(Information given)
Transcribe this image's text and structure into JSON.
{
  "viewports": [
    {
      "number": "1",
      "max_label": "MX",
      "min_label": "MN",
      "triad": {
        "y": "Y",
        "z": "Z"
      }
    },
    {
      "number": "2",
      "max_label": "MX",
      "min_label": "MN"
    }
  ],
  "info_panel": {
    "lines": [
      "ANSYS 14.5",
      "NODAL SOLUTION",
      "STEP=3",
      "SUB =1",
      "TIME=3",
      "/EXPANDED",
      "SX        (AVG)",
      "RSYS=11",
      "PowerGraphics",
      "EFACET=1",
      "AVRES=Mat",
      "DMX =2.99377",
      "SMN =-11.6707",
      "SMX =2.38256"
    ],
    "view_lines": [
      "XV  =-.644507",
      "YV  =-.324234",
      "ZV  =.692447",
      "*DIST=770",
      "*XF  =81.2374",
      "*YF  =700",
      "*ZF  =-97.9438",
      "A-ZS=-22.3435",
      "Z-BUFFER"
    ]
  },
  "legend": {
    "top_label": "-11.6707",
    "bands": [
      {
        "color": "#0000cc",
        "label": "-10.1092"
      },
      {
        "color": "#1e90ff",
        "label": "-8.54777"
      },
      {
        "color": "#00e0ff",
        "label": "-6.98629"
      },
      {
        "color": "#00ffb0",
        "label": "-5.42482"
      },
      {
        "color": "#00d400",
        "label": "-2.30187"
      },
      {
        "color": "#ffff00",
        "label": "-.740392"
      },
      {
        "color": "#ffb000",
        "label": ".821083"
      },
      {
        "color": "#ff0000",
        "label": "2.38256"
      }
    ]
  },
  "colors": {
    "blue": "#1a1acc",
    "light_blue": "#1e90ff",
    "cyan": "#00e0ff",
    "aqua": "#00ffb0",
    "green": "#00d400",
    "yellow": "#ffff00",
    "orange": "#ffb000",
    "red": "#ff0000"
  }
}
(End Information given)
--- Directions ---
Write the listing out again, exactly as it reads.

--- Written solution ---
Transcribe this image's text and structure into JSON.
{
  "viewports": [
    {
      "number": "1",
      "max_label": "MX",
      "min_label": "MN",
      "triad": {
        "y": "Y",
        "z": "Z"
      }
    },
    {
      "number": "2",
      "max_label": "MX",
      "min_label": "MN"
    }
  ],
  "info_panel": {
    "lines": [
      "ANSYS 14.5",
      "NODAL SOLUTION",
      "STEP=3",
      "SUB =1",
      "TIME=3",
      "/EXPANDED",
      "SX        (AVG)",
      "RSYS=11",
      "PowerGraphics",
      "EFACET=1",
      "AVRES=Mat",
      "DMX =2.99377",
      "SMN =-11.6707",
      "SMX =2.38256"
    ],
    "view_lines": [
      "XV  =-.644507",
      "YV  =-.324234",
      "ZV  =.692447",
      "*DIST=770",
      "*XF  =81.2374",
      "*YF  =700",
      "*ZF  =-97.9438",
      "A-ZS=-22.3435",
      "Z-BUFFER"
    ]
  },
  "legend": {
    "top_label": "-11.6707",
    "bands": [
      {
        "color": "#0000cc",
        "label": "-10.1092"
      },
      {
        "color": "#1e90ff",
        "label": "-8.54777"
      },
      {
        "color": "#00e0ff",
        "label": "-6.98629"
      },
      {
        "color": "#00ffb0",
        "label": "-5.42482"
      },
      {
        "color": "#00d400",
        "label": "-2.30187"
      },
      {
        "color": "#ffff00",
        "label": "-.740392"
      },
      {
        "color": "#ffb000",
        "label": ".821083"
      },
      {
        "color": "#ff0000",
        "label": "2.38256"
      }
    ]
  },
  "colors": {
    "blue": "#1a1acc",
    "light_blue": "#1e90ff",
    "cyan": "#00e0ff",
    "aqua": "#00ffb0",
    "green": "#00d400",
    "yellow": "#ffff00",
    "orange": "#ffb000",
    "red": "#ff0000"
  }
}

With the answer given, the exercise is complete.